Vietnam does not have a consolidated piece of legislation of the protection of personal data, with rules and regulations on the protection of personal data residing within the Law on Cyber Information Security No. 86/2015/QH15 (19 November 2015) ('LCS'), the Civil Code 2015 (November 4, 2015) ('the Civil Code'), and the Law on Electronic Transactions No. 51/2005/QH11 (29 November 2005). However, in February 2021, the Ministry of Public Security ('MPS') released a draft Decree on Personal Data Protection which was submitted for public comment in 2021 and remains under review.
In particular, the draft Decree will establish a Personal Data Protection Commission which will be responsible for enforcing obligations relating to personal data, personal data processing, the handling of violations of personal data, and the responsibility to protect personal data of relevant agencies organisations and individuals. Further, the draft Decree extends data protection principles, providing for principles such as, among others, legality, purpose limitation, data minimisation, restriction of use, and confidentiality. More significantly, the draft Decree establishes what constitutes sensitive personal data, providing that sensitive data must be registered with the Personal Data Protection Commission before processing. In addition, the draft Decree now provides for the procedure and bases under which personal data may be transferred outside of Vietnam, alongside applicable conditions that must be met.

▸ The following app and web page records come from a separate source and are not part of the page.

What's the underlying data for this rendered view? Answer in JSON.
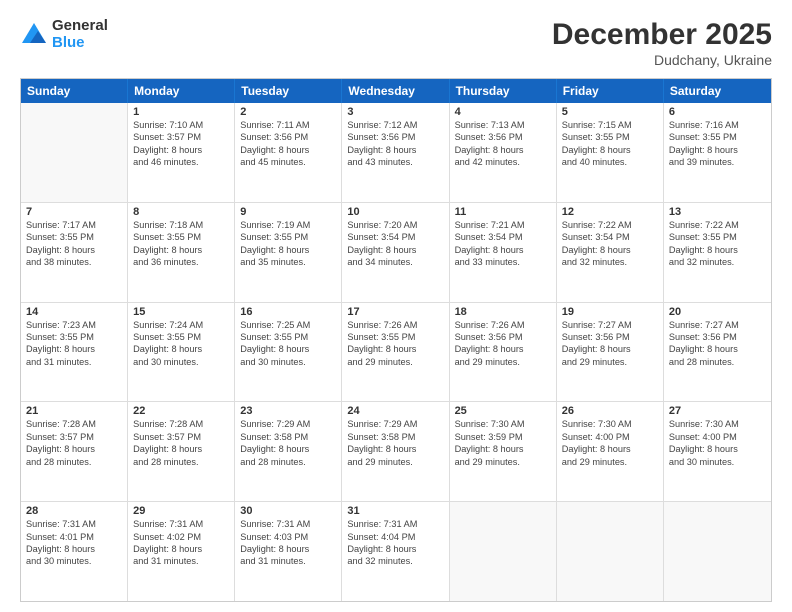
{
  "logo": {
    "general": "General",
    "blue": "Blue"
  },
  "header": {
    "month": "December 2025",
    "location": "Dudchany, Ukraine"
  },
  "days": [
    "Sunday",
    "Monday",
    "Tuesday",
    "Wednesday",
    "Thursday",
    "Friday",
    "Saturday"
  ],
  "weeks": [
    [
      {
        "day": "",
        "empty": true
      },
      {
        "day": "1",
        "sunrise": "7:10 AM",
        "sunset": "3:57 PM",
        "daylight": "8 hours and 46 minutes."
      },
      {
        "day": "2",
        "sunrise": "7:11 AM",
        "sunset": "3:56 PM",
        "daylight": "8 hours and 45 minutes."
      },
      {
        "day": "3",
        "sunrise": "7:12 AM",
        "sunset": "3:56 PM",
        "daylight": "8 hours and 43 minutes."
      },
      {
        "day": "4",
        "sunrise": "7:13 AM",
        "sunset": "3:56 PM",
        "daylight": "8 hours and 42 minutes."
      },
      {
        "day": "5",
        "sunrise": "7:15 AM",
        "sunset": "3:55 PM",
        "daylight": "8 hours and 40 minutes."
      },
      {
        "day": "6",
        "sunrise": "7:16 AM",
        "sunset": "3:55 PM",
        "daylight": "8 hours and 39 minutes."
      }
    ],
    [
      {
        "day": "7",
        "sunrise": "7:17 AM",
        "sunset": "3:55 PM",
        "daylight": "8 hours and 38 minutes."
      },
      {
        "day": "8",
        "sunrise": "7:18 AM",
        "sunset": "3:55 PM",
        "daylight": "8 hours and 36 minutes."
      },
      {
        "day": "9",
        "sunrise": "7:19 AM",
        "sunset": "3:55 PM",
        "daylight": "8 hours and 35 minutes."
      },
      {
        "day": "10",
        "sunrise": "7:20 AM",
        "sunset": "3:54 PM",
        "daylight": "8 hours and 34 minutes."
      },
      {
        "day": "11",
        "sunrise": "7:21 AM",
        "sunset": "3:54 PM",
        "daylight": "8 hours and 33 minutes."
      },
      {
        "day": "12",
        "sunrise": "7:22 AM",
        "sunset": "3:54 PM",
        "daylight": "8 hours and 32 minutes."
      },
      {
        "day": "13",
        "sunrise": "7:22 AM",
        "sunset": "3:55 PM",
        "daylight": "8 hours and 32 minutes."
      }
    ],
    [
      {
        "day": "14",
        "sunrise": "7:23 AM",
        "sunset": "3:55 PM",
        "daylight": "8 hours and 31 minutes."
      },
      {
        "day": "15",
        "sunrise": "7:24 AM",
        "sunset": "3:55 PM",
        "daylight": "8 hours and 30 minutes."
      },
      {
        "day": "16",
        "sunrise": "7:25 AM",
        "sunset": "3:55 PM",
        "daylight": "8 hours and 30 minutes."
      },
      {
        "day": "17",
        "sunrise": "7:26 AM",
        "sunset": "3:55 PM",
        "daylight": "8 hours and 29 minutes."
      },
      {
        "day": "18",
        "sunrise": "7:26 AM",
        "sunset": "3:56 PM",
        "daylight": "8 hours and 29 minutes."
      },
      {
        "day": "19",
        "sunrise": "7:27 AM",
        "sunset": "3:56 PM",
        "daylight": "8 hours and 29 minutes."
      },
      {
        "day": "20",
        "sunrise": "7:27 AM",
        "sunset": "3:56 PM",
        "daylight": "8 hours and 28 minutes."
      }
    ],
    [
      {
        "day": "21",
        "sunrise": "7:28 AM",
        "sunset": "3:57 PM",
        "daylight": "8 hours and 28 minutes."
      },
      {
        "day": "22",
        "sunrise": "7:28 AM",
        "sunset": "3:57 PM",
        "daylight": "8 hours and 28 minutes."
      },
      {
        "day": "23",
        "sunrise": "7:29 AM",
        "sunset": "3:58 PM",
        "daylight": "8 hours and 28 minutes."
      },
      {
        "day": "24",
        "sunrise": "7:29 AM",
        "sunset": "3:58 PM",
        "daylight": "8 hours and 29 minutes."
      },
      {
        "day": "25",
        "sunrise": "7:30 AM",
        "sunset": "3:59 PM",
        "daylight": "8 hours and 29 minutes."
      },
      {
        "day": "26",
        "sunrise": "7:30 AM",
        "sunset": "4:00 PM",
        "daylight": "8 hours and 29 minutes."
      },
      {
        "day": "27",
        "sunrise": "7:30 AM",
        "sunset": "4:00 PM",
        "daylight": "8 hours and 30 minutes."
      }
    ],
    [
      {
        "day": "28",
        "sunrise": "7:31 AM",
        "sunset": "4:01 PM",
        "daylight": "8 hours and 30 minutes."
      },
      {
        "day": "29",
        "sunrise": "7:31 AM",
        "sunset": "4:02 PM",
        "daylight": "8 hours and 31 minutes."
      },
      {
        "day": "30",
        "sunrise": "7:31 AM",
        "sunset": "4:03 PM",
        "daylight": "8 hours and 31 minutes."
      },
      {
        "day": "31",
        "sunrise": "7:31 AM",
        "sunset": "4:04 PM",
        "daylight": "8 hours and 32 minutes."
      },
      {
        "day": "",
        "empty": true
      },
      {
        "day": "",
        "empty": true
      },
      {
        "day": "",
        "empty": true
      }
    ]
  ]
}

Recently, the Deputy Prime Minister of Vietnam on 7 March 2022, approved a Resolution on the Dossier to Develop the Decree on the Protection on Personal Data, providing results following the Decree's public consultation ('the Resolution'). More specifically, the Resolution outlined the circumstances where personal data may be processed without the consent of the data subject.
Keshawna Campbell Lead Privacy Analyst
Karan Chao Senior Privacy Analyst
Theo Stylianou Privacy Analyst
Chanelle Nazareth Privacy Analyst
Harry Chambers Privacy Analyst